◆ Activity ◆
Find every line in the records below that holds the word "juice" and copy it.

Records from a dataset
=-=-=

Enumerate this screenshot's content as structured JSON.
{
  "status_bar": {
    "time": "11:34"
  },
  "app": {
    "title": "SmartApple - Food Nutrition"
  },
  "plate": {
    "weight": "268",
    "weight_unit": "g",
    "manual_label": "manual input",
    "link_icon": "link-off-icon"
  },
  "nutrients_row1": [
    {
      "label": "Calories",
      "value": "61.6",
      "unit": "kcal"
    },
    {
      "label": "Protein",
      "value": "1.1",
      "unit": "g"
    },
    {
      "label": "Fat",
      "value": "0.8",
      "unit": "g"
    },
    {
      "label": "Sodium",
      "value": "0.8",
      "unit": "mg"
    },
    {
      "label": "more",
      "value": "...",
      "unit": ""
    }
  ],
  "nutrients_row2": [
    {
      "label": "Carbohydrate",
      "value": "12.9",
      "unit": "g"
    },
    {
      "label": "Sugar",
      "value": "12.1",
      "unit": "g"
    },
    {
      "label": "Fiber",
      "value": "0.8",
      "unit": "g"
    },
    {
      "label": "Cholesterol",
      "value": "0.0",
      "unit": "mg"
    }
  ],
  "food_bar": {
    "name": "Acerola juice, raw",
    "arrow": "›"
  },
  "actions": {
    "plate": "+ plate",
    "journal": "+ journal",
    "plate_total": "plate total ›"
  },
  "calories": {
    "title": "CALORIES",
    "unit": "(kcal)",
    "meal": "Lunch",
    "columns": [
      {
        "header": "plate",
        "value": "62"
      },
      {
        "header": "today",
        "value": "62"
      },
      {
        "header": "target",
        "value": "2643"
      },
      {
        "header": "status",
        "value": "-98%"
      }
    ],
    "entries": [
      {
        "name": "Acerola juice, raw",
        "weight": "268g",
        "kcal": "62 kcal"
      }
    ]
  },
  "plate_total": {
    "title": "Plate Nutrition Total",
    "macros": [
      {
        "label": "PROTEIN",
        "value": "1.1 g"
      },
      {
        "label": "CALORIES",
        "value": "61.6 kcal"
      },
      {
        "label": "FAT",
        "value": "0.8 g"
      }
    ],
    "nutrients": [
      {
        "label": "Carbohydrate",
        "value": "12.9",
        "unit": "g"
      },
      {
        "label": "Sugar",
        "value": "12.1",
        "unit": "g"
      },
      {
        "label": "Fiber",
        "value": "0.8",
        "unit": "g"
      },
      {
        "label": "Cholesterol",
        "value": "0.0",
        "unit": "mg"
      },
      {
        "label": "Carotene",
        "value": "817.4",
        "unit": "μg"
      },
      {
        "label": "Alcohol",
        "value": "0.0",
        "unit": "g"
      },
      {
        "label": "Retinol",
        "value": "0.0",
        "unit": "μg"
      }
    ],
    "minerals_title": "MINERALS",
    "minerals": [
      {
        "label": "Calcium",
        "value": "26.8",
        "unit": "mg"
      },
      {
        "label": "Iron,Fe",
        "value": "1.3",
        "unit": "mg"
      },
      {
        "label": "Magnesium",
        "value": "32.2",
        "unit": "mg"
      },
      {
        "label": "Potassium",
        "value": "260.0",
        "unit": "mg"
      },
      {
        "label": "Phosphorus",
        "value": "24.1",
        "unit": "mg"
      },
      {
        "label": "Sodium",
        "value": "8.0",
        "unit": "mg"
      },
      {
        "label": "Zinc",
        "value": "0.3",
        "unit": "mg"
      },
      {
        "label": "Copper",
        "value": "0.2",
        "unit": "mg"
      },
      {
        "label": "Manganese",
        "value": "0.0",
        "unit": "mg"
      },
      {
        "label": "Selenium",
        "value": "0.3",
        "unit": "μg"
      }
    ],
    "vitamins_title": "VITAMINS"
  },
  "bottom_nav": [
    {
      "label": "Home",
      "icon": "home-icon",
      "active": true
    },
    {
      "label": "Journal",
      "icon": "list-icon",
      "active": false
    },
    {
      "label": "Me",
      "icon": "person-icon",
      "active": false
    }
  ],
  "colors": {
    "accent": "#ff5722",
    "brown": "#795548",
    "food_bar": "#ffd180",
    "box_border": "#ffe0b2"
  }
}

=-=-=

◆ Exercise response ◆
    "name": "Acerola juice, raw",
        "name": "Acerola juice, raw",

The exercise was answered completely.